Ferrying those who died in natural calamities to their final resting place has not only been a way of life for these ambulance drivers for the last 35 years, but it has also become a service of love for them. At 66, Rafiq Abdul Rehman Mulla drives his ambulance-cum-hearse and says he doesn’t want to hang his boots anytime soon.
The earlier part of the week has been extremely busy as Mulla, along with 60-year-old Balasaheb Hingne and several others from the Pune Ambulance Association, were among the first to reach the spot at Kondhwa and Ambegaon, where a total of 21 labourers died when the retaining wall adjoining a society and an educational institute, respectively, collapsed.
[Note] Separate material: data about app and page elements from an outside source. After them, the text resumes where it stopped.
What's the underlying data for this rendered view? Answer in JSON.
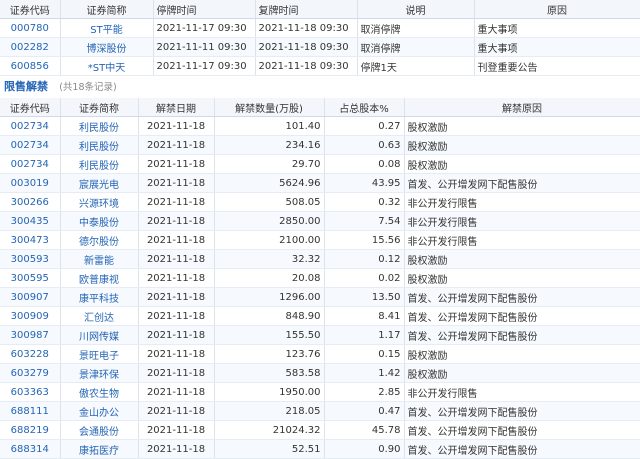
{
  "suspension": {
    "headers": [
      "证券代码",
      "证券简称",
      "停牌时间",
      "复牌时间",
      "说明",
      "原因"
    ],
    "rows": [
      {
        "code": "000780",
        "name": "ST平能",
        "stop": "2021-11-17 09:30",
        "resume": "2021-11-18 09:30",
        "note": "取消停牌",
        "reason": "重大事项"
      },
      {
        "code": "002282",
        "name": "博深股份",
        "stop": "2021-11-11 09:30",
        "resume": "2021-11-18 09:30",
        "note": "取消停牌",
        "reason": "重大事项"
      },
      {
        "code": "600856",
        "name": "*ST中天",
        "stop": "2021-11-17 09:30",
        "resume": "2021-11-18 09:30",
        "note": "停牌1天",
        "reason": "刊登重要公告"
      }
    ]
  },
  "unlock": {
    "title": "限售解禁",
    "count": "(共18条记录)",
    "headers": [
      "证券代码",
      "证券简称",
      "解禁日期",
      "解禁数量(万股)",
      "占总股本%",
      "解禁原因"
    ],
    "rows": [
      {
        "code": "002734",
        "name": "利民股份",
        "date": "2021-11-18",
        "qty": "101.40",
        "pct": "0.27",
        "reason": "股权激励"
      },
      {
        "code": "002734",
        "name": "利民股份",
        "date": "2021-11-18",
        "qty": "234.16",
        "pct": "0.63",
        "reason": "股权激励"
      },
      {
        "code": "002734",
        "name": "利民股份",
        "date": "2021-11-18",
        "qty": "29.70",
        "pct": "0.08",
        "reason": "股权激励"
      },
      {
        "code": "003019",
        "name": "宸展光电",
        "date": "2021-11-18",
        "qty": "5624.96",
        "pct": "43.95",
        "reason": "首发、公开增发网下配售股份"
      },
      {
        "code": "300266",
        "name": "兴源环境",
        "date": "2021-11-18",
        "qty": "508.05",
        "pct": "0.32",
        "reason": "非公开发行限售"
      },
      {
        "code": "300435",
        "name": "中泰股份",
        "date": "2021-11-18",
        "qty": "2850.00",
        "pct": "7.54",
        "reason": "非公开发行限售"
      },
      {
        "code": "300473",
        "name": "德尔股份",
        "date": "2021-11-18",
        "qty": "2100.00",
        "pct": "15.56",
        "reason": "非公开发行限售"
      },
      {
        "code": "300593",
        "name": "新雷能",
        "date": "2021-11-18",
        "qty": "32.32",
        "pct": "0.12",
        "reason": "股权激励"
      },
      {
        "code": "300595",
        "name": "欧普康视",
        "date": "2021-11-18",
        "qty": "20.08",
        "pct": "0.02",
        "reason": "股权激励"
      },
      {
        "code": "300907",
        "name": "康平科技",
        "date": "2021-11-18",
        "qty": "1296.00",
        "pct": "13.50",
        "reason": "首发、公开增发网下配售股份"
      },
      {
        "code": "300909",
        "name": "汇创达",
        "date": "2021-11-18",
        "qty": "848.90",
        "pct": "8.41",
        "reason": "首发、公开增发网下配售股份"
      },
      {
        "code": "300987",
        "name": "川网传媒",
        "date": "2021-11-18",
        "qty": "155.50",
        "pct": "1.17",
        "reason": "首发、公开增发网下配售股份"
      },
      {
        "code": "603228",
        "name": "景旺电子",
        "date": "2021-11-18",
        "qty": "123.76",
        "pct": "0.15",
        "reason": "股权激励"
      },
      {
        "code": "603279",
        "name": "景津环保",
        "date": "2021-11-18",
        "qty": "583.58",
        "pct": "1.42",
        "reason": "股权激励"
      },
      {
        "code": "603363",
        "name": "傲农生物",
        "date": "2021-11-18",
        "qty": "1950.00",
        "pct": "2.85",
        "reason": "非公开发行限售"
      },
      {
        "code": "688111",
        "name": "金山办公",
        "date": "2021-11-18",
        "qty": "218.05",
        "pct": "0.47",
        "reason": "首发、公开增发网下配售股份"
      },
      {
        "code": "688219",
        "name": "会通股份",
        "date": "2021-11-18",
        "qty": "21024.32",
        "pct": "45.78",
        "reason": "首发、公开增发网下配售股份"
      },
      {
        "code": "688314",
        "name": "康拓医疗",
        "date": "2021-11-18",
        "qty": "52.51",
        "pct": "0.90",
        "reason": "首发、公开增发网下配售股份"
      }
    ]
  }
}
“There was so much debris and bodies were being taken out as people gathered at the incident sites. The least we can do in such situations is to ferry the dead to the mortuary. We don’t charge for our services within the city. Most of them are poor people, who had come to Pune from Chhattisgarh, Madhya Pradesh and Bihar to earn their livelihood. Everyone has a right to die with dignity and get a proper funeral. Most do not even have money to cover the dead bodies,” says Mulla, whose hearse — which he prefers to call an ambulance as he also transports people with injuries — has at least five black coffins ready.
“The bodies of the labourers were flown to their native places in Chhattisgarh, Madhya Pradesh and Bihar, but we were willing to travel the distance at minimum cost,” says Hingne, whose association has registered 20 ambulances. They do not just stop at ferrying the dead, but, along with others, rush to accident sites where they help in the rescue efforts.
However, there have been some trying moments too in their lives when the magnitude of devastation left them heartbroken. Be it the horrific accident when 38 children from Pune died when their school bus was hit by a train at an unmanned crossing in Phursungi in 1993 or the blast that ripped through the city’s German Bakery in 2010, they recount the incidents with great pain. “There was not a dry eye when we went to the spot and carried the dead bodies of the children and brought them to Pune. Despite the heart-rending scenes, we went ahead with our duties. It is not just a job for us, but a service to the people who die in such disasters – natural or man made,” says Hingne.
“There are various incidents that have shocked us to our core. Like the stampede at Madhardevi temple in Satara district in 2005, where more than 300 people died. We had rushed there too and helped ferry the dead back to Pune. The bodies were burnt and some were unrecognizable,” says Mulla, recounting that transporting the dead bodies of the German Bakery blast was another nightmarish experience. “I had lifted bodies that had no legs,” says Mulla, with a heavy heart.
Recalling another incident in 2012 when bus driver Santosh Mane drove on the wrong side of the city’s busiest roads and killed nine people, Mulla said they heard the news and rushed to the spot. Then also, we ferried the bodies to Sassoon General Hospital, Hingne says. “At times there are unclaimed bodies lying on the roads and while there is a fear that the police might hold us responsible for the incident, we feel that they need to be buried or cremated in a proper manner. So, we take the dead body to the mortuary,” says Mulla.
What motivates these drivers to continue transporting the dead is their own personal experiences. “There are so many instances… I was an autorickshaw driver in the initial days. I saw a young boy die in a road accident, but nobody came to help him. He was the son of a beggar who could not afford to pay for his last rites. We helped the beggar. There was another incident when a woman was badly burnt but she was alive. Her relatives could not get an ambulance despite trying for several hours and she died. I decided to buy my own vehicle and use it as an ambulance and hearse,” says Mulla.
“Like Mulla, there are several others in our association, including Abbas Inamdar, Shakil Mulla, Sarfaraz Inamdar, Rupesh Dhamal and others, who have helped people lift the dead bodies of their loved ones, cover them and transport free of cost,” says Hingne, adding that their only demand “is to allocate proper parking arrangement for their ambulances”.